For-profit law school latest blocked from receiving fed. student aid
- The Charlotte School of Law, a for-profit institution which last year received more than $48 million in tuition revenues paid by federal student aid, has had its aid eligibility revoked by the U.S. Department of Education for what the department calls "dishonest" practices in marketing and job placement.
- The school, which billed itself as an ideal education resource for non-traditional students seeking entry into legal professions, says it received no warning or opportunity to defend itself from the federal government's charges or decision.
- The school was placed on probation by the American Bar Association last month for posting bar passage rates below 50%, among the lowest in the state.
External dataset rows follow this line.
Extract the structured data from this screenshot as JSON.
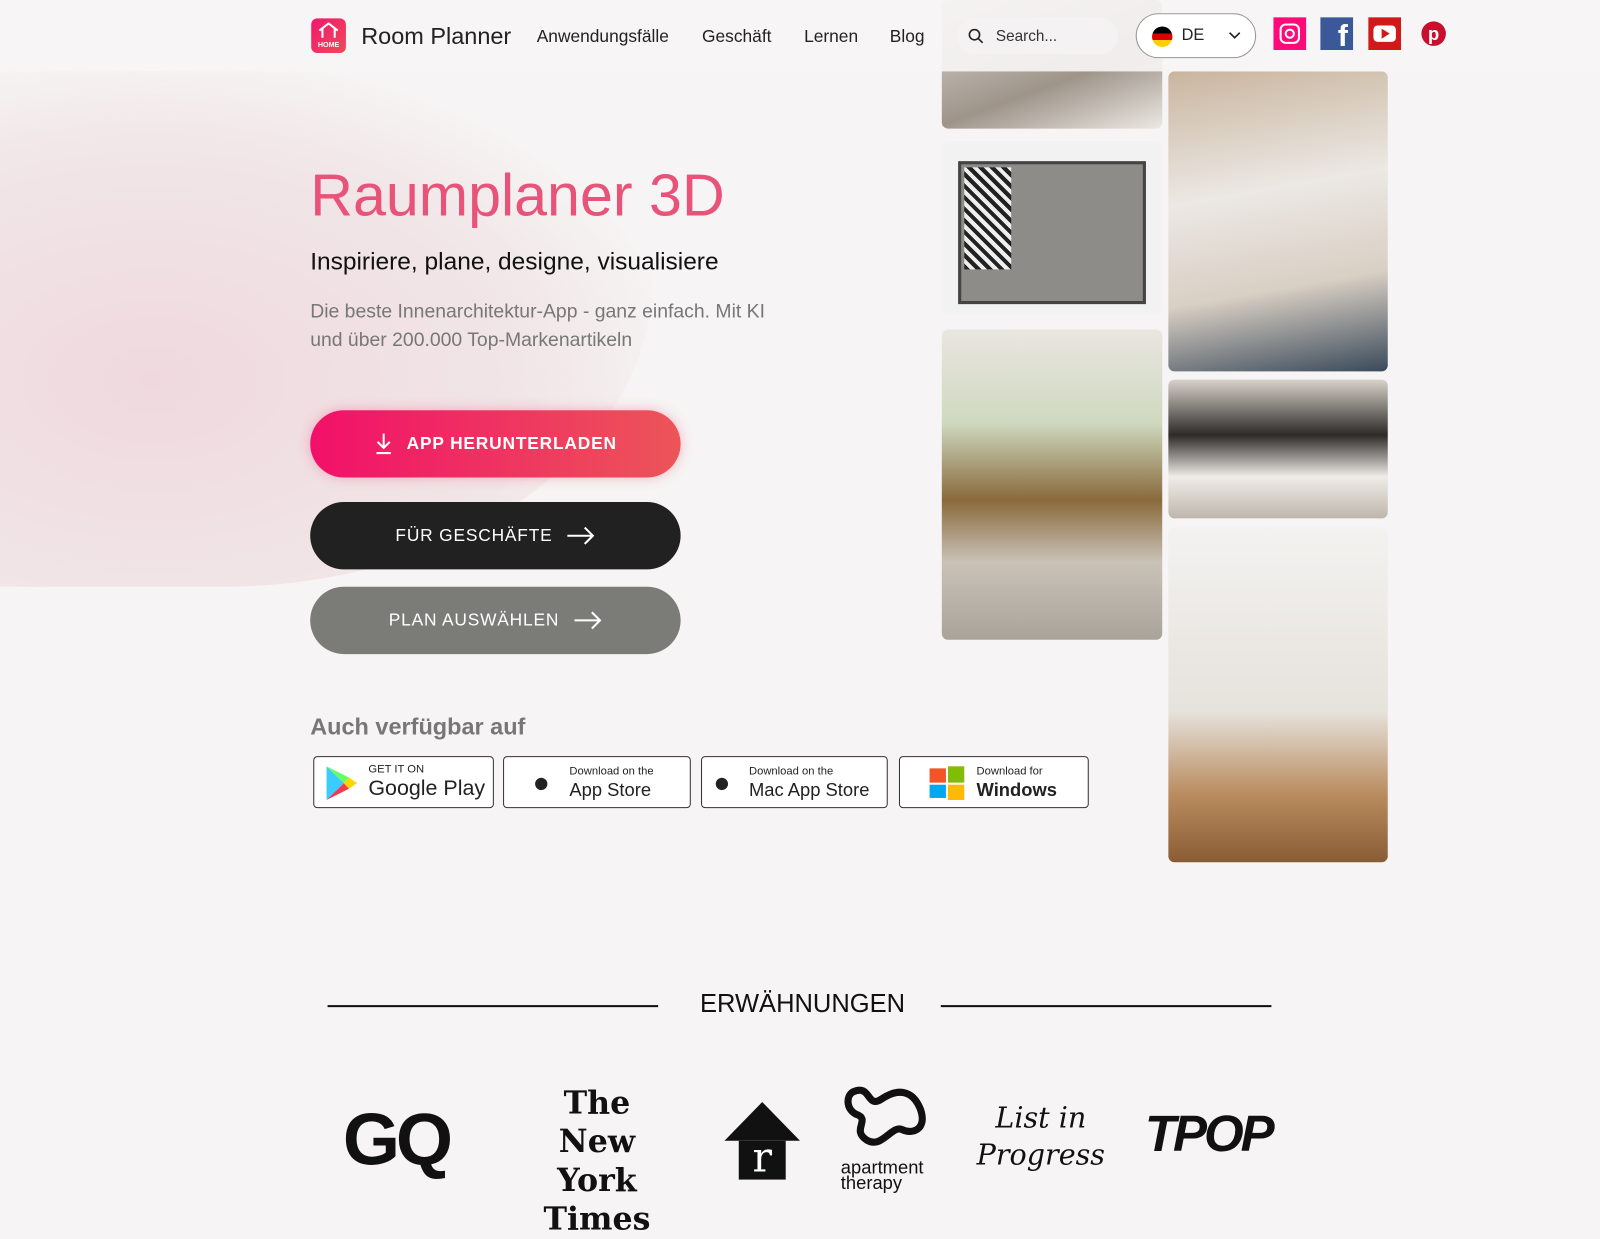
{
  "header": {
    "brand": "Room Planner",
    "logo_text": "HOME",
    "nav": [
      "Anwendungsfälle",
      "Geschäft",
      "Lernen",
      "Blog"
    ],
    "search_placeholder": "Search...",
    "language": "DE",
    "social": [
      "instagram-icon",
      "facebook-icon",
      "youtube-icon",
      "pinterest-icon"
    ]
  },
  "hero": {
    "title": "Raumplaner 3D",
    "subtitle": "Inspiriere, plane, designe, visualisiere",
    "description": "Die beste Innenarchitektur-App - ganz einfach. Mit KI und über 200.000 Top-Markenartikeln",
    "buttons": {
      "download": "APP HERUNTERLADEN",
      "business": "FÜR GESCHÄFTE",
      "plan": "PLAN AUSWÄHLEN"
    }
  },
  "stores": {
    "title": "Auch verfügbar auf",
    "items": [
      {
        "small": "GET IT ON",
        "large": "Google Play"
      },
      {
        "small": "Download on the",
        "large": "App Store"
      },
      {
        "small": "Download on the",
        "large": "Mac App Store"
      },
      {
        "small": "Download for",
        "large": "Windows"
      }
    ]
  },
  "mentions": {
    "title": "ERWÄHNUNGEN",
    "logos": [
      "GQ",
      "The New York Times",
      "r",
      "apartment therapy",
      "List in Progress",
      "TPOP"
    ]
  },
  "colors": {
    "accent": "#e8537a",
    "button_gradient_start": "#f2106a",
    "button_gradient_end": "#ec5558",
    "dark_button": "#212121",
    "grey_button": "#7b7b78"
  }
}
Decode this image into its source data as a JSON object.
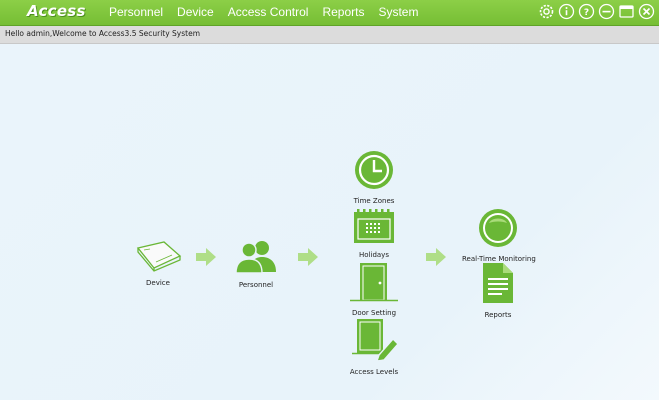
{
  "app": {
    "logo": "Access",
    "menu": [
      "Personnel",
      "Device",
      "Access Control",
      "Reports",
      "System"
    ],
    "controls": [
      "settings-icon",
      "info-icon",
      "help-icon",
      "minimize-icon",
      "maximize-icon",
      "close-icon"
    ]
  },
  "welcome": "Hello admin,Welcome to Access3.5 Security System",
  "flow": {
    "device": "Device",
    "personnel": "Personnel",
    "time_zones": "Time Zones",
    "holidays": "Holidays",
    "door_setting": "Door Setting",
    "access_levels": "Access Levels",
    "realtime": "Real-Time Monitoring",
    "reports": "Reports"
  },
  "colors": {
    "brand_green": "#7ac142",
    "icon_green": "#6ab736",
    "welcome_bar": "#dcdcdc",
    "canvas": "#e9f3fa"
  }
}
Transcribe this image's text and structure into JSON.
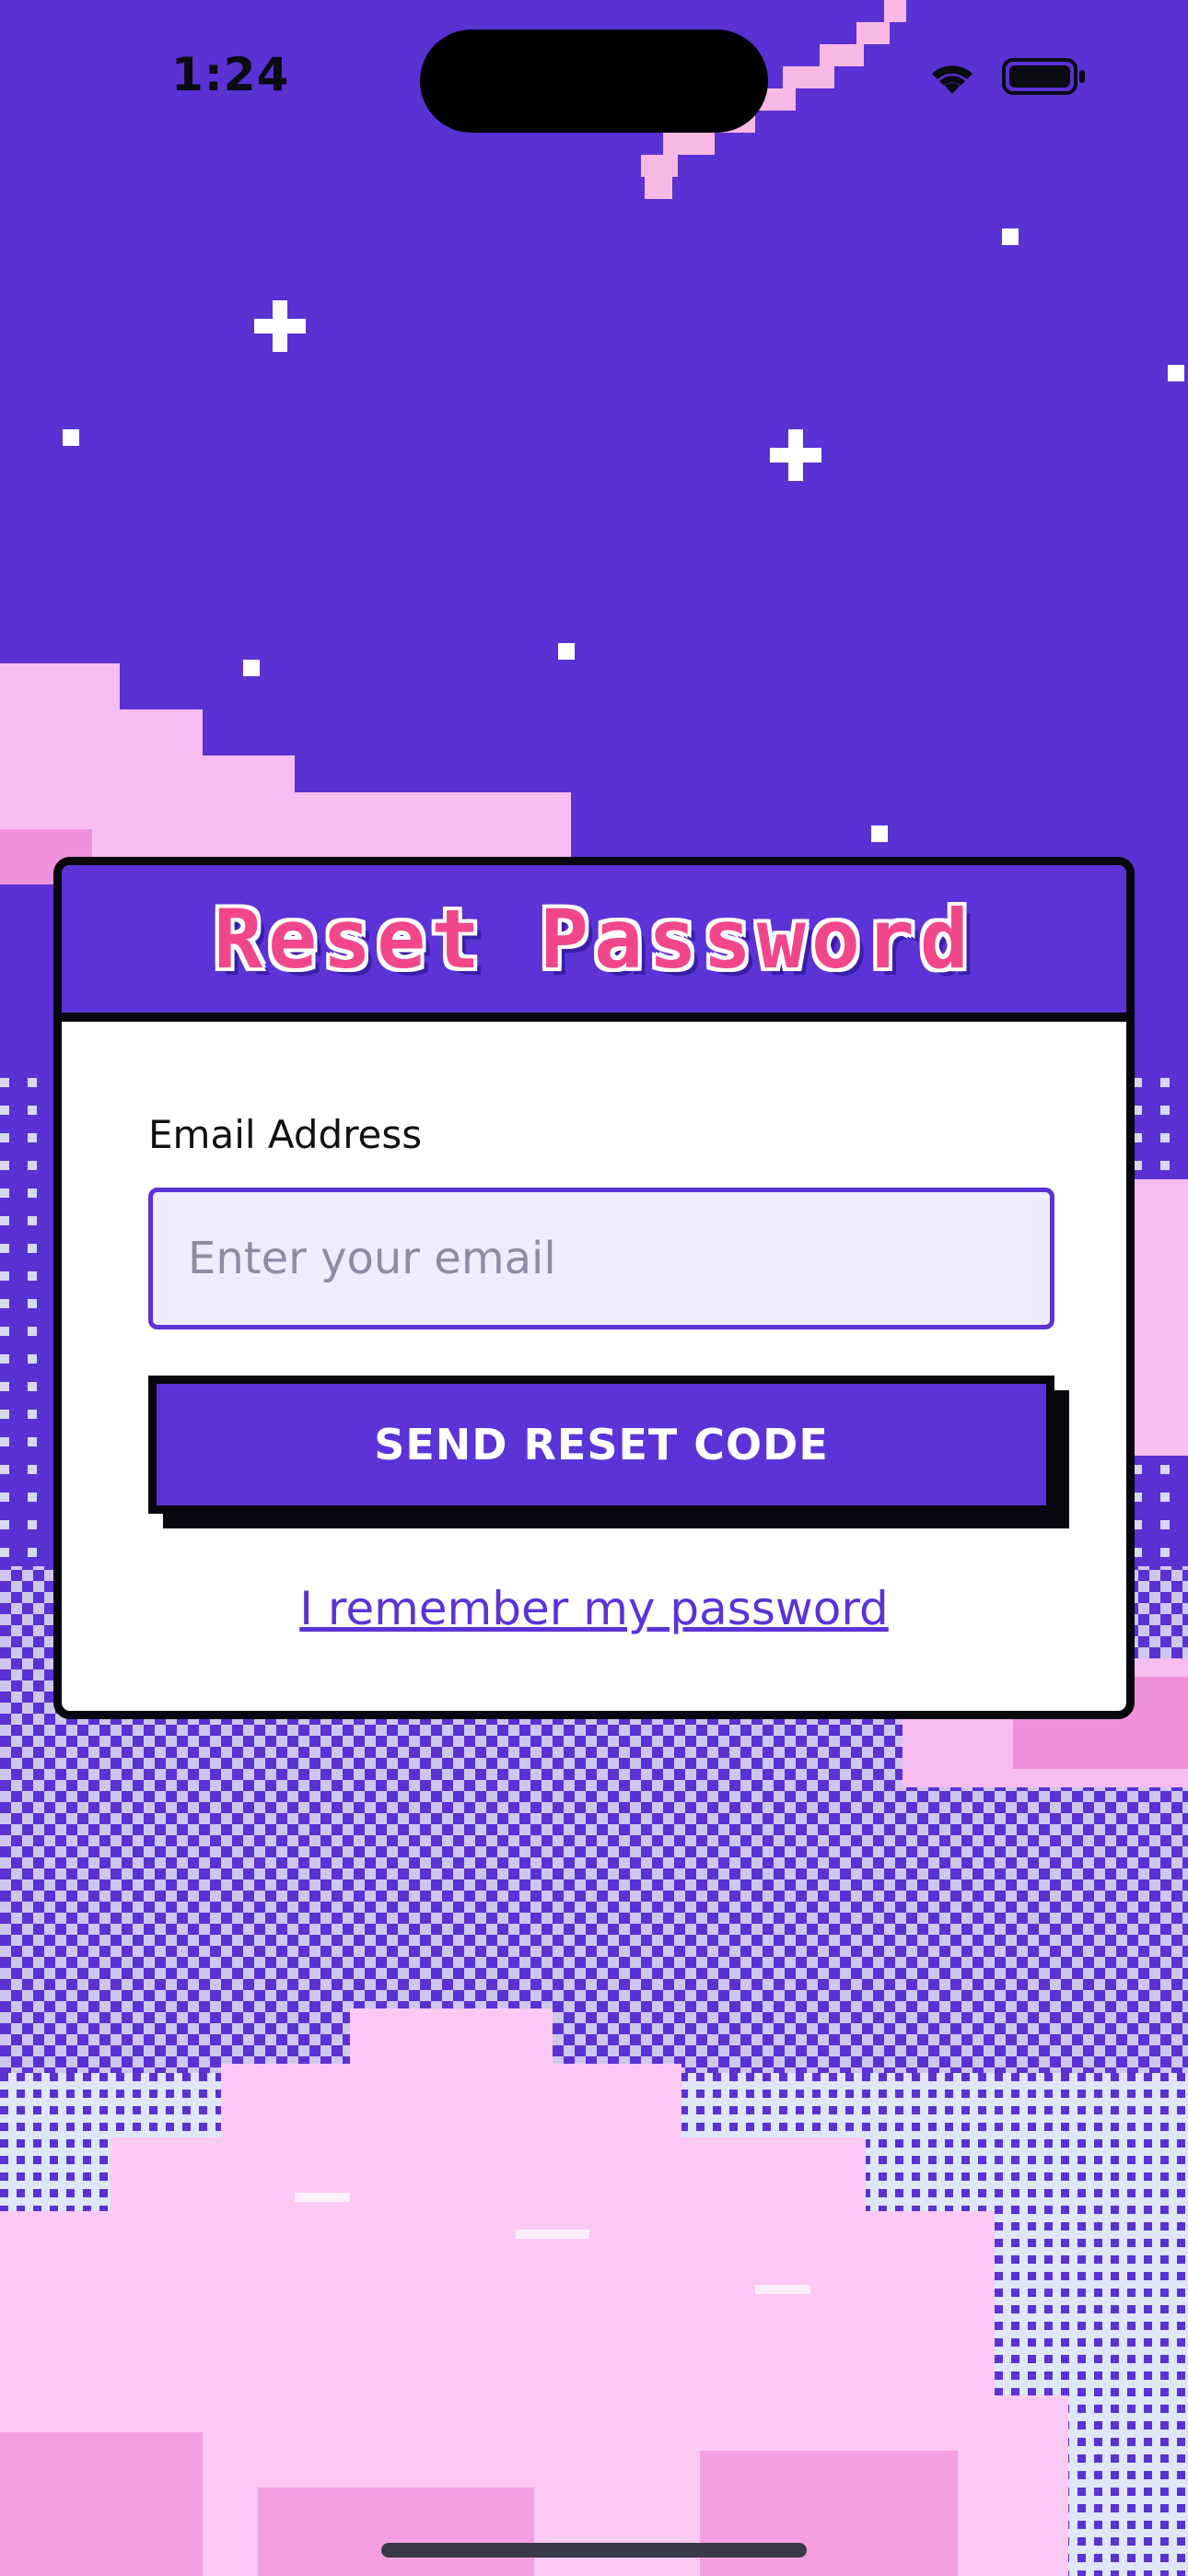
{
  "status_bar": {
    "time": "1:24",
    "icons": [
      "wifi-icon",
      "battery-icon"
    ]
  },
  "card": {
    "title": "Reset Password",
    "email_label": "Email Address",
    "email_placeholder": "Enter your email",
    "email_value": "",
    "send_button_label": "SEND RESET CODE",
    "remember_link": "I remember my password"
  },
  "colors": {
    "primary": "#5b33d6",
    "title_pink": "#f1478a",
    "sky": "#5a31d3",
    "cloud_pink": "#f8bdf0",
    "input_bg": "#efedfd"
  }
}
Law schools have been particularly hard hit by the economic recession and the emergence of information technology in helping regular citizens to execute legal business or to resolve conflicts. When added to the high costs of the professional degree, law schools nationwide are struggling to offer value and viability in a fading industry with falling prospects for success.
While there are ways for law schools to reinvent their curricula and job placement chances for graduates, there aren't many ways that for-profit schools in the field can quickly reverse the effects of the industry and justify low performance or placement rates leading to external sanctions. Leaders in similar situations, in law schools or otherwise, should be transparent with graduates about the state of industry and where jobs in a field can be found, so that they do not face similar inquiry from government or independent accrediting agencies.
- Charlotte Observer Charlotte School of Law loses federal student aid over ‘dishonest’ practices
- Education Dive Law school entry standards may become more stringent